Book Review: Canada, Richard Ford (HarperCollins, 2012)

canada-hc-c-1 Richard Ford won the 1996 Pulitzer Prize  for his novel, Independence Day (Knopf, 1995). Canada was his most recent release two years ago when I picked up this title. It had taken a few attempts for me to start and finish this book but i’m glad I finally did.

Like many of the authors I appreciate, Ford creates an engaging depth of character and richness of time and place. Canada is set partly in Montana and partly in Saskatchewan in the 1950’s. Ford’s research and ability with detail brought them vividly to life.

One of the distinguishing qualities of Ford’s storytelling is his playfulness with timelines. He used to satisfying effect, a non-linear narrative that started with the end and invested most of the storytelling in the journey of how it came to be. This was not only true for the overall arc of the story but also for subplots within the book. There was anticipation and suspense but it was often followed by a plot revelation much earlier than the reader expected. These tactics somehow made the book more enjoyable to read, as if the author was giving us a break from the long work of getting through the story.

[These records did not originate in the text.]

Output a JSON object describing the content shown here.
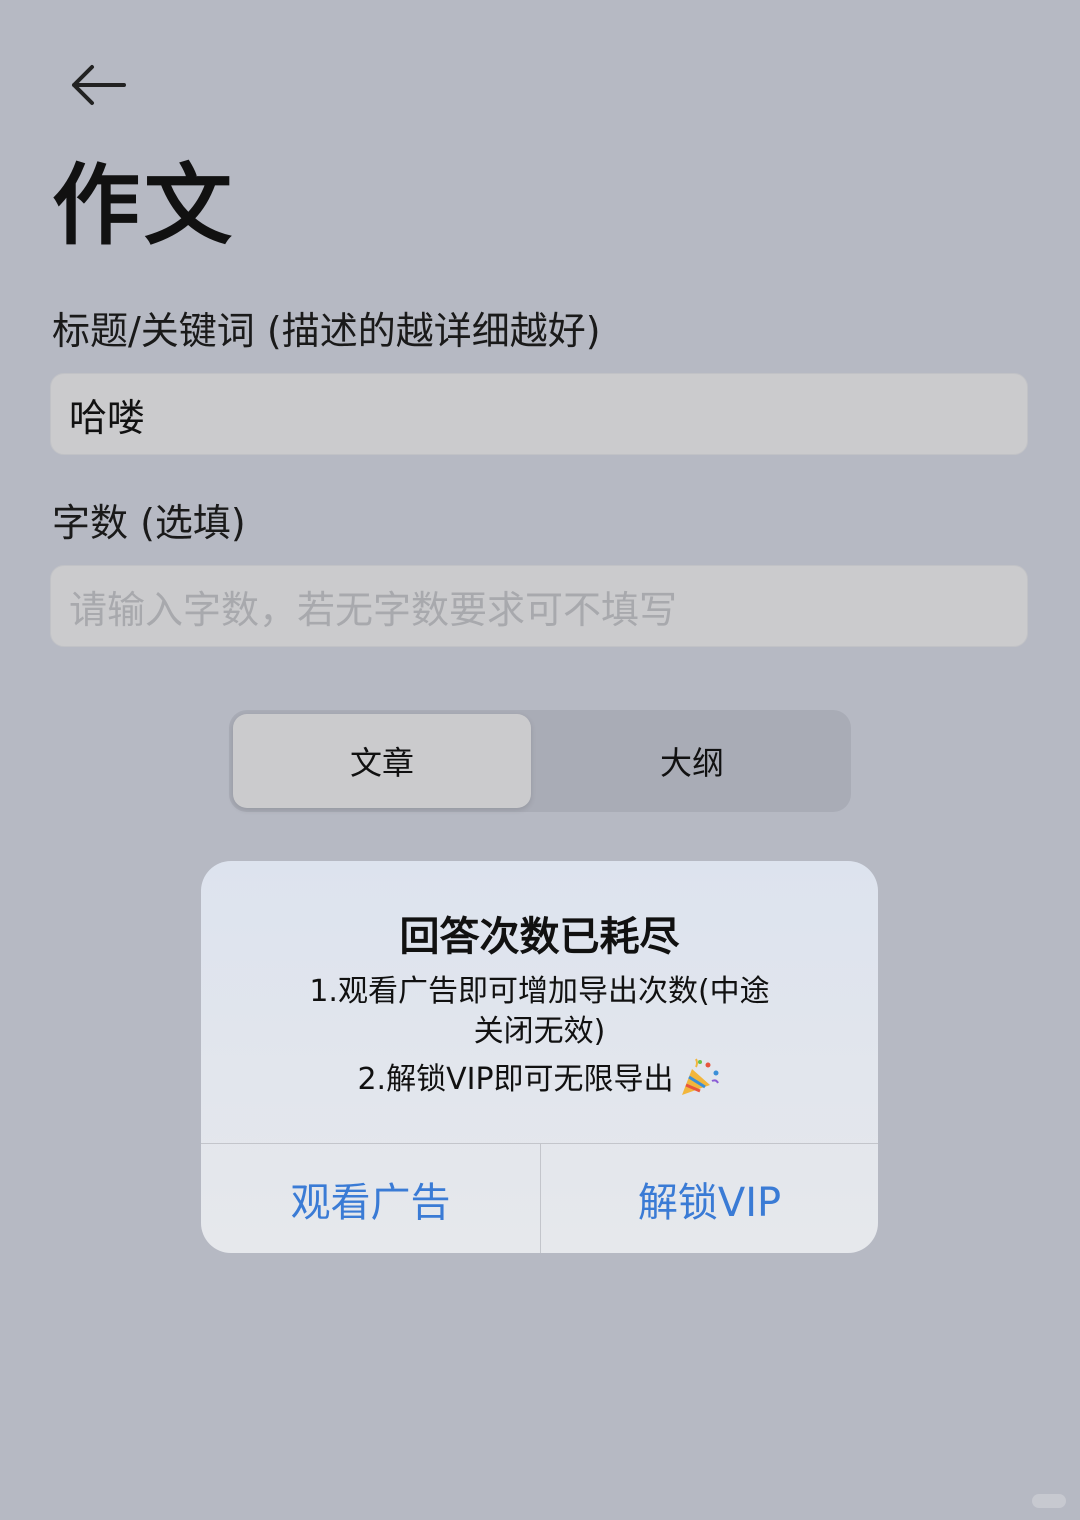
{
  "header": {
    "back_icon": "arrow-left-icon",
    "title": "作文"
  },
  "form": {
    "title_label": "标题/关键词 (描述的越详细越好)",
    "title_value": "哈喽",
    "count_label": "字数 (选填)",
    "count_placeholder": "请输入字数，若无字数要求可不填写"
  },
  "segmented": {
    "options": [
      "文章",
      "大纲"
    ],
    "selected": "文章"
  },
  "dialog": {
    "title": "回答次数已耗尽",
    "line1": "1.观看广告即可增加导出次数(中途",
    "line2": "关闭无效)",
    "line3": "2.解锁VIP即可无限导出",
    "line3_icon": "party-popper-icon",
    "buttons": {
      "watch_ad": "观看广告",
      "unlock_vip": "解锁VIP"
    }
  },
  "colors": {
    "background": "#b6b9c3",
    "input_bg": "#cbcbcd",
    "dialog_bg": "#e4e7ed",
    "accent_blue": "#3a7bd5"
  }
}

Written in three parts, the book transforms from an immersion in character and place to a faster-paced thriller — not the Ludlum variety but the stakes do get higher and the pages start turning faster in the latter half of the second part.

In this excerpt, the protagonist, Del Parsons, describes the experience of he and his sister, Berner, in their hometown of Great Falls Montana, after their parents’ arrest for bank robbery:

It’s a good measure of how insignificant we were, and of the kind of place Great Falls was, that no one came to see about us, or to get us and transport us to someplace safe. No juvenile authorities. No police. No guardians to take responsibility for our welfare. No one ever searched the house while I was there. And when no one does that — notices you — then people and things quickly get forgotten and drift away. Which is what we did. My father was wrong about many things; but about Great Falls he wasn’t. People there didn’t want to know us. They were willing to let us disappear if we would.

Berner and I walked home that Monday by a different route. We felt different now — possibly we each felt freer in our own way. We walked up to Central past the post office and down toward the river, along by the bars and pawn shops, a bowling alley, the Rexall, and the hobby shop where I’d bought my chess men and my bee magazines. The street was bustling and noisy with traffic. But, again, I didn’t feel anyone staring at us. School hadn’t started. We weren’t out of place. A boy and his sister walking back across the bridge in the sunny breeze, the river sweet and rank on a late morning in August — no one would think: These are those kids whose parents went to jail. They need to be looked after and protected.

Canada, chapter 38

I’m glad I stuck with this book through my many fits and starts. It’s a testament to the richness of character that allowed me to come back to it after many months of being away and reading on without much need for review.

Richard Ford’s newest book, Let Me Be Frank with You (Ecco/Harper Collins) is a collection of four novellas set during Hurricane Sandy. It is set to release in November 2014.